  9. […] always skeptical, but I have to tell you, we got through an entire conversation without arguing or trying to prove which of us had a rougher day. I was pleasantly […]

  10. […] you are really not happy at work, maybe it’s time to shake things up a bit. Work you love should energize you, not make you want to go Kung Fu office supply warrior (although I think if all of us elephants […]

  11. emeliasf says:

    Ya bitch! Right on! (I'm saying that in the most empowering girl power way possible). Invigorating, truth telling, well written and you told me what to do and now I want to do it! You rule Kate! This is the first ever ele post that I will forward.

  12. Thanks back at you! And yeah bitch (I took it in the most empowering girl power way possible for sure!). When are we going to have some more Emelia writings?!

  13. Mariucc says:

    OR – How about the Italians point of view (from Eat, Pray, Love). I love this! (except for the man sleeping with someone else's wife part…lol)
    Luca Spaghetti: "Americans. You work too hard, you get burned out. You come home and spend the whole weekend in your pajamas in front of the T.V."
    Liz: "That's not far off, actually."
    Luca Spaghetti: "But you don't know pleasure. You have to be told you've earned it. You see a commercial that says: 'It's Miller Time!' And you say, That's right, now I'm going to buy a six pack. And then drink the whole thing and wake up the next morning and you feel terrible. But an Italian doesn't need to be told. He walks by a sign that says: You deserve a break today. And he says, Yes, I know. That's why I'm planning on taking a break at noon to go over to your house and sleep…with your wife!"

    Giovanni: "We call it "dolce far niente", the sweetness of doing nothing."

  14. Mariucc says:

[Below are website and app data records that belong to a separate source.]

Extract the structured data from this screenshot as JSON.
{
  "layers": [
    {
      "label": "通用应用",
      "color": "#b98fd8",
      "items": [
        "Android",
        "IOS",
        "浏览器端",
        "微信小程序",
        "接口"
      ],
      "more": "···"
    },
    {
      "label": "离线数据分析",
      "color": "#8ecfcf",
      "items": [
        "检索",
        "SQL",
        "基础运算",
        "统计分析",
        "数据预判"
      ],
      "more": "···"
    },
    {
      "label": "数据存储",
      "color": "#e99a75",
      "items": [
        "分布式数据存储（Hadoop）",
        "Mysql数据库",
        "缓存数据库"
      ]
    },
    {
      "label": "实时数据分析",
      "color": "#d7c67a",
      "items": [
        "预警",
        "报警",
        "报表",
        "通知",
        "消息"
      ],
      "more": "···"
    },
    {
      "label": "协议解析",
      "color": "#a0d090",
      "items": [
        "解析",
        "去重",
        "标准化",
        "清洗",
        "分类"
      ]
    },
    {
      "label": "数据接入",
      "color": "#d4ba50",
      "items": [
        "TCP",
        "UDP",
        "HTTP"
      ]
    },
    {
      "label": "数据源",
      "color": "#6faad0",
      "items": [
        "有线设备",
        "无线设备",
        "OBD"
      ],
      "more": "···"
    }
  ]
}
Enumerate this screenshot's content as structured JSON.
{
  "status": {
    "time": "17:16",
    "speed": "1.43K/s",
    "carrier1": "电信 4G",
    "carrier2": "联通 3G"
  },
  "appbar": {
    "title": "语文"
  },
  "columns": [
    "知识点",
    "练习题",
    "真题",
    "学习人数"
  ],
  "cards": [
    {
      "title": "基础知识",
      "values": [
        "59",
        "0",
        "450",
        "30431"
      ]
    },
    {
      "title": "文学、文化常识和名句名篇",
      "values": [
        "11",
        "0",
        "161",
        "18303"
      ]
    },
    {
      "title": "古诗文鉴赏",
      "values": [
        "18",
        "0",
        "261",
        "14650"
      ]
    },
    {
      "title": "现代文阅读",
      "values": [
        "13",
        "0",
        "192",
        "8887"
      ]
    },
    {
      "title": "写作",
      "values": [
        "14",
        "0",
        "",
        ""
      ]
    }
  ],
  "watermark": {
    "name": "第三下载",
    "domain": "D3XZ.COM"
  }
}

    I do think the sleeping with wife part was a joke, just in case someone takes offense to that. But it is totally true of Italians (and other cultures I'm sure) that they really do know how to enjoy the little pleasures of life more than Americans. I feel we Americans are always rushing around, producing and achieving, or trying to produce and achieve. I really felt a difference when I went to Italy. I remember seeing some people on a boat, just lying there, floating around, relaxing; no loud music, no beer and getting drunk, just the sheer pleasure of soaking up the sun, gazing at the water, laughing together, etc. etc. Of course some of us can do this, but generally many in our culture just do not know how. I also think what is appropriate as far as how much we do or get done in any given day is totally individual. Some people may be more naturally driven to engage in lot of activity – they really may need this to feed their spirits. Others (like me lol) really need to read, take long periods of time to reflect on myself and life, socialize with friends and family, dance and play often to feed my soul.